We wake up, Soft denims on the floor. Spent nights late, Sleepin’ back to the fall.
Don’t even, you fall the few. You don’t quit, heads back the ceiling. Baby, this is not sound. It’s nineteen and kids, warfare secret. On the hard nights, you’re the ace right, And you will break down so tear in my new week. Now you’re here, past the sand. Now you’re left with the look up at the middle end. But you didn’t feel angry. But you didn’t feel flat. But you didn’t find to, hold onto new. Don’t call me up again, You’re the bitch that never ends.
When you look at the way that people make decisions in their lives, whether they’re in art or music or industry, they forget that being unique is the answer—becoming yourself and finding an idea. People who make a good first record and then make a shitty second record are scared, they want to have money and security. But the people I look up to don’t give a shit about any of that. They just care about the people around them and about searching
Dakota just said something really inspiring about “putting on her big girl pants,” and I was extremely stoked follow suit. That is until I realized that I haven’t blogged about seeing Justin Vernon last night.
So Justin Vernon has come into my life twice now. The first time he and I crossed paths, I was hardly 18 and didn’t know how to do my hair tastefully or write a film paper very well.
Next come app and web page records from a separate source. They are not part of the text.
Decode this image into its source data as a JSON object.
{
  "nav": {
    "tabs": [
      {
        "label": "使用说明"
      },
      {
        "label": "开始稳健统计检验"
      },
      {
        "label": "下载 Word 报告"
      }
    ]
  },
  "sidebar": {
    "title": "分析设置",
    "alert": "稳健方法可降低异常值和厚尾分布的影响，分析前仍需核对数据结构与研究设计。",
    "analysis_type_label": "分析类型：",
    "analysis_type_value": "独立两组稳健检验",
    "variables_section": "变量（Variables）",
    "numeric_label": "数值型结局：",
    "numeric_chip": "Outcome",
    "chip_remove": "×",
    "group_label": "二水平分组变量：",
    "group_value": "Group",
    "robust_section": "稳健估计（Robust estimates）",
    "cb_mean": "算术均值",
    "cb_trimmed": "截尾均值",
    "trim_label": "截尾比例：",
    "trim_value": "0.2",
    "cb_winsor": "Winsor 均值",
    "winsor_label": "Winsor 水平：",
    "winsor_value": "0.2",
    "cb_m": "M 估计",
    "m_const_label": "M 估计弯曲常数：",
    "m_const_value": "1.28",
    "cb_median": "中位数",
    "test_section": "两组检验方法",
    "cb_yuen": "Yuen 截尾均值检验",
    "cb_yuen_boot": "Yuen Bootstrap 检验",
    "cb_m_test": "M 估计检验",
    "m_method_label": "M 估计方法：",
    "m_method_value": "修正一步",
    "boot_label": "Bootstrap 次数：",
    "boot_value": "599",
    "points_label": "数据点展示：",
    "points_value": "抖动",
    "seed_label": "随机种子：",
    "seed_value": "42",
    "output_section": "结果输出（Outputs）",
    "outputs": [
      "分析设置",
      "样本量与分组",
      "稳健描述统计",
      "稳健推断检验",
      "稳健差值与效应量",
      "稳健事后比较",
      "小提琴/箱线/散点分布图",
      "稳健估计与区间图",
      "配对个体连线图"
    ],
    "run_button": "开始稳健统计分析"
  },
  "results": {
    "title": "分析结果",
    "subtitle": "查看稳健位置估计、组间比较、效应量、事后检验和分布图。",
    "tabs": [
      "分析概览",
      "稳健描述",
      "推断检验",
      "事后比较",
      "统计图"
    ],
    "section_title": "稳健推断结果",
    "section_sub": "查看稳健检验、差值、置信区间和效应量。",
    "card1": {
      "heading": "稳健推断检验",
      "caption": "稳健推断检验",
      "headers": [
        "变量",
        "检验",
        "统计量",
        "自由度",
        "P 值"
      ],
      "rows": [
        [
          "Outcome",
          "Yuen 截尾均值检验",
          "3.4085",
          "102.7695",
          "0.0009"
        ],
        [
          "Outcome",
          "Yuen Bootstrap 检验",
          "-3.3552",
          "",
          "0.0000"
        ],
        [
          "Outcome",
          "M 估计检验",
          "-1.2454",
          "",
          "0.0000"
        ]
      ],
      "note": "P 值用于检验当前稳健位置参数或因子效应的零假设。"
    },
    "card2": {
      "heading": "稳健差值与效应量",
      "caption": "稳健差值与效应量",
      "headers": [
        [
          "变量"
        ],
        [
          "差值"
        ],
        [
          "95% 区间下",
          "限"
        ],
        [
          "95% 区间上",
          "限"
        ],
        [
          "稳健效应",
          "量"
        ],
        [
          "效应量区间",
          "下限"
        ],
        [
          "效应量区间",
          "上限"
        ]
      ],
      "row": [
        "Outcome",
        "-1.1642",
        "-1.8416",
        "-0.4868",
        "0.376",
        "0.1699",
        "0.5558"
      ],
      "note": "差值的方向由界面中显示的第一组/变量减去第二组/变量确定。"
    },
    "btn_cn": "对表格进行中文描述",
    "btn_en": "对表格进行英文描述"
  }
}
I am now on the downhill slide towards year 21, and I can write a damn good film paper, as well as curl my hair a few times a week in under 15 minutes. Therefore I am an academic woman hear me roar or whatever.
I don’t think I have ever seen a show like last night’s. Not only was the music spot on and tight, but the entire 4 hours of standing down front at the Neptune…. was so intimate. Justin Vernon came out bearing modesty on his sleeve as he greeted the crowd. There wasn’t an ounce of “You know who I am,” or “Yeah I’m Mr. Bon Iver” in the air. He just came out smiling, PBR is one hand and a red solo cup in the other. Three chunks of thready hair were combed over his wide forehead. A baggy “Marijuana Deathsquad” shirt hung on his shoulders, his arms peppered with all sorts of tattoos. With a wide grin on his face that could only come from a solid upbringing in the Wisconsinian wilderness and a heart that known real love and pain, he opened, (and commenced to complete,) one of the most personal and genuine concerts I’ve seen in my time.
There was this moment where he was kneeling with his back to the audience, shaking a tambourine. He was bent over behind his podium, so I could only see the back of his beautiful balding head as me synced up to the rhythm of the rest of the band. It made me realize how much I’ve idolized him, and how ridiculous that is. Because Justin Vernon is a real person, just a 31 year old guy who worked hard for his trade. There is not this invisible barrier between him and I. He is not better than me, and I’m not better than him. If I got up on that stage, I could touch him, and his skin would bear startling resemblance to mine. I can’t sing the way he can, but our pain is the same, and his expression has taught me about my expression. And when I watched him on that floor, kneeling and giving himself away to the music, it all became so very clear.
We’re all on this journey together. This life we share with each other is beautiful and limited, and even if some of us are signed with recording labels, or are in beautiful relationships, or have time consuming jobs, or have trouble getting out of bed, or even forgot to feed our fish this morning, we’re all inexplicably bound. Something about last night made that all so clear.
And for that, I say thank you Mr. Vernon. Your modesty and accesability is beautiful, and we could all learn from that.